As usual, local connections came through. The neighbourhood pharmacist called a friend who knew a friend. We paid a premium, and it felt a little like we had just made an illicit drug purchase when the white powder showed up at our doorstep. But Samarra had her formula.
For perhaps the first time since I’ve lived in the Middle East, I feel the full emotional impact of what it’s like to live in a failing state that by default favours the strong over the weak; where those who lack connections are invisible and even money can buy you only limited privileges; where there are badly fraying systems of accountability; and quality control is faltering even at the local nappy factory.
Being forced to entrust my child to a doctor knowing there are no legal or professional consequences if she gets it wrong – even though I am paying her – is terrifying. But it hopefully also makes me a more sensitive reporter and a conscientious parent.
● Archeological and architectural treasures galore
● Well-connected airport with regular flights to all major European, African and Middle Eastern cities
● Relatively inexpensive domestic help, transport costs, food and rent
● Traffic, noise and pollution
● Seismic political instability means a breakdown in law and order and systems of accountability in ever/y field
● The summer heat and the possibility that energy shortages may mean frequent brownouts
What you can buy for ...

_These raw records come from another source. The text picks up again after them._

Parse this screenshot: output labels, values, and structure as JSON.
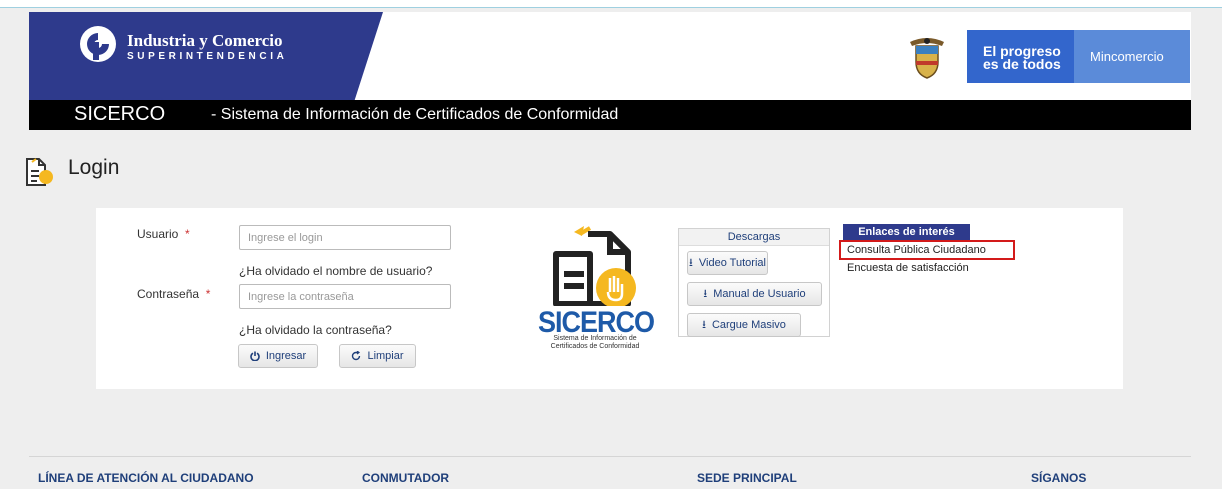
{
  "header": {
    "sic_name": "Industria y Comercio",
    "sic_sub": "SUPERINTENDENCIA",
    "gov_progress": "El progreso es de todos",
    "gov_ministry": "Mincomercio",
    "brand_color": "#2e3a8c"
  },
  "titlebar": {
    "acronym": "SICERCO",
    "full_name": " - Sistema de Información de Certificados de Conformidad"
  },
  "page": {
    "title": "Login"
  },
  "login": {
    "user_label": "Usuario",
    "required_mark": "*",
    "user_placeholder": "Ingrese el login",
    "forgot_user": "¿Ha olvidado el nombre de usuario?",
    "password_label": "Contraseña",
    "password_placeholder": "Ingrese la contraseña",
    "forgot_password": "¿Ha olvidado la contraseña?",
    "login_button": "Ingresar",
    "clear_button": "Limpiar"
  },
  "logo": {
    "word": "SICERCO",
    "caption_line1": "Sistema de Información de",
    "caption_line2": "Certificados de Conformidad"
  },
  "downloads": {
    "title": "Descargas",
    "items": [
      "Video Tutorial",
      "Manual de Usuario",
      "Cargue Masivo"
    ]
  },
  "links": {
    "title": "Enlaces de interés",
    "items": [
      "Consulta Pública Ciudadano",
      "Encuesta de satisfacción"
    ],
    "highlight_color": "#d31a1a"
  },
  "footer": {
    "col1": "LÍNEA DE ATENCIÓN AL CIUDADANO",
    "col2": "CONMUTADOR",
    "col3": "SEDE PRINCIPAL",
    "col4": "SÍGANOS"
  }
}
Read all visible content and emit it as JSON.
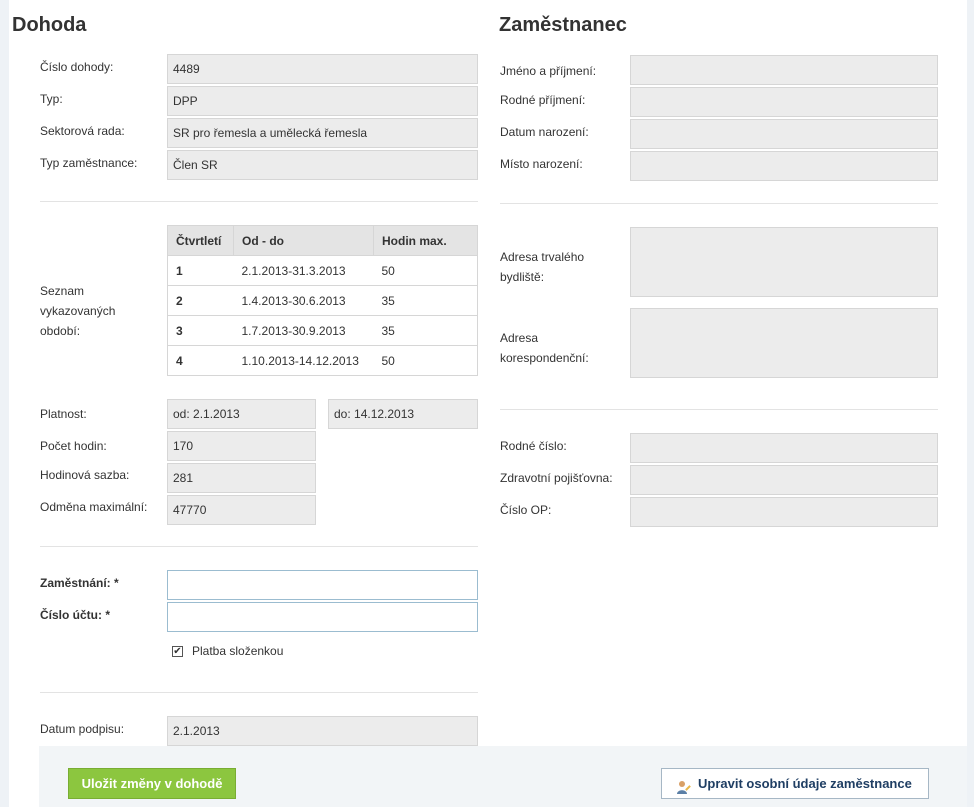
{
  "dohoda": {
    "title": "Dohoda",
    "fields": [
      {
        "label": "Číslo dohody:",
        "value": "4489"
      },
      {
        "label": "Typ:",
        "value": "DPP"
      },
      {
        "label": "Sektorová rada:",
        "value": "SR pro řemesla a umělecká řemesla"
      },
      {
        "label": "Typ zaměstnance:",
        "value": "Člen SR"
      }
    ],
    "periods_label_lines": [
      "Seznam",
      "vykazovaných",
      "období:"
    ],
    "periods": {
      "headers": [
        "Čtvrtletí",
        "Od - do",
        "Hodin max."
      ],
      "rows": [
        {
          "q": "1",
          "range": "2.1.2013-31.3.2013",
          "hours": "50"
        },
        {
          "q": "2",
          "range": "1.4.2013-30.6.2013",
          "hours": "35"
        },
        {
          "q": "3",
          "range": "1.7.2013-30.9.2013",
          "hours": "35"
        },
        {
          "q": "4",
          "range": "1.10.2013-14.12.2013",
          "hours": "50"
        }
      ]
    },
    "validity": {
      "label": "Platnost:",
      "from": "od: 2.1.2013",
      "to": "do: 14.12.2013"
    },
    "hours": {
      "label": "Počet hodin:",
      "value": "170"
    },
    "rate": {
      "label": "Hodinová sazba:",
      "value": "281"
    },
    "max_reward": {
      "label": "Odměna maximální:",
      "value": "47770"
    },
    "employment": {
      "label": "Zaměstnání: *",
      "value": ""
    },
    "account": {
      "label": "Číslo účtu: *",
      "value": ""
    },
    "payment": {
      "label": "Platba složenkou",
      "checked": true,
      "mark": "✔"
    },
    "signature": {
      "label": "Datum podpisu:",
      "value": "2.1.2013"
    }
  },
  "employee": {
    "title": "Zaměstnanec",
    "fields": [
      {
        "label": "Jméno a příjmení:",
        "value": ""
      },
      {
        "label": "Rodné příjmení:",
        "value": ""
      },
      {
        "label": "Datum narození:",
        "value": ""
      },
      {
        "label": "Místo narození:",
        "value": ""
      }
    ],
    "address_permanent_lines": [
      "Adresa trvalého",
      "bydliště:"
    ],
    "address_correspondence_lines": [
      "Adresa",
      "korespondenční:"
    ],
    "ids": [
      {
        "label": "Rodné číslo:",
        "value": ""
      },
      {
        "label": "Zdravotní pojišťovna:",
        "value": ""
      },
      {
        "label": "Číslo OP:",
        "value": ""
      }
    ]
  },
  "footer": {
    "save_label": "Uložit změny v dohodě",
    "edit_label": "Upravit osobní údaje zaměstnance",
    "edit_icon": "user-edit-icon"
  },
  "colors": {
    "save_button": "#8cc63f",
    "edit_button_text": "#1f3e63",
    "field_bg": "#ececec"
  }
}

$100,000: A one-bedroom, 95 sq m apartment in Nasr City, a middle-class suburb in eastern Cairo
$1m: A four-bedroom, 400 sq m apartment in Giza, overlooking the Nile